BEGIN Data shown

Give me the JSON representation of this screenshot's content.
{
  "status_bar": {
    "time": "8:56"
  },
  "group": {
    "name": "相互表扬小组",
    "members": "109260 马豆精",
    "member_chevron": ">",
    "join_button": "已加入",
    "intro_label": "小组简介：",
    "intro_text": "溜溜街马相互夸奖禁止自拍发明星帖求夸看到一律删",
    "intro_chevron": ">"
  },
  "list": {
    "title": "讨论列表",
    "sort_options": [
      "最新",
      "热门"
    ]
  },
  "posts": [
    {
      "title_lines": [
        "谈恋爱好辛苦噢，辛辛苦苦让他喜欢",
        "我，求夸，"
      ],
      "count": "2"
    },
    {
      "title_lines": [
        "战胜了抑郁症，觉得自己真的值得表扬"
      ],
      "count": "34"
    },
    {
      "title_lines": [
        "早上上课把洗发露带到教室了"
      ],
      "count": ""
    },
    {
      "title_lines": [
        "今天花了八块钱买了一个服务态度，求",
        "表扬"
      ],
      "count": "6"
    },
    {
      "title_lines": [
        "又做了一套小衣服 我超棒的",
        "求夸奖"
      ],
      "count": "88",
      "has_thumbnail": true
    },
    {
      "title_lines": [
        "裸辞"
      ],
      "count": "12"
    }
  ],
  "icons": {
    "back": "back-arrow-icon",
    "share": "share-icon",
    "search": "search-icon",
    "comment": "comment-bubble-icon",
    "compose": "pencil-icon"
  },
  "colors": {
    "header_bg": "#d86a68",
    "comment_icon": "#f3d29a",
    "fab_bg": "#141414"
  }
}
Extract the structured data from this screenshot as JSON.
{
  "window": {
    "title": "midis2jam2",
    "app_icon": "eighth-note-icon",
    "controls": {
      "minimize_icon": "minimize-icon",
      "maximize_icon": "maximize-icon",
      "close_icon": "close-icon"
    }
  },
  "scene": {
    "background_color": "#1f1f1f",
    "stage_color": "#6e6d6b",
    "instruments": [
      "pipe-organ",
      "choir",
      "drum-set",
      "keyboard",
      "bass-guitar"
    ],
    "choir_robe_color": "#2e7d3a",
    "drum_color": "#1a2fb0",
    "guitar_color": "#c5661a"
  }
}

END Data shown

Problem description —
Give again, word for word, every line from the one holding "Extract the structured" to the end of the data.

Reply —
Extract the structured data from this screenshot as JSON.
{
  "window": {
    "title": "midis2jam2",
    "app_icon": "eighth-note-icon",
    "controls": {
      "minimize_icon": "minimize-icon",
      "maximize_icon": "maximize-icon",
      "close_icon": "close-icon"
    }
  },
  "scene": {
    "background_color": "#1f1f1f",
    "stage_color": "#6e6d6b",
    "instruments": [
      "pipe-organ",
      "choir",
      "drum-set",
      "keyboard",
      "bass-guitar"
    ],
    "choir_robe_color": "#2e7d3a",
    "drum_color": "#1a2fb0",
    "guitar_color": "#c5661a"
  }
}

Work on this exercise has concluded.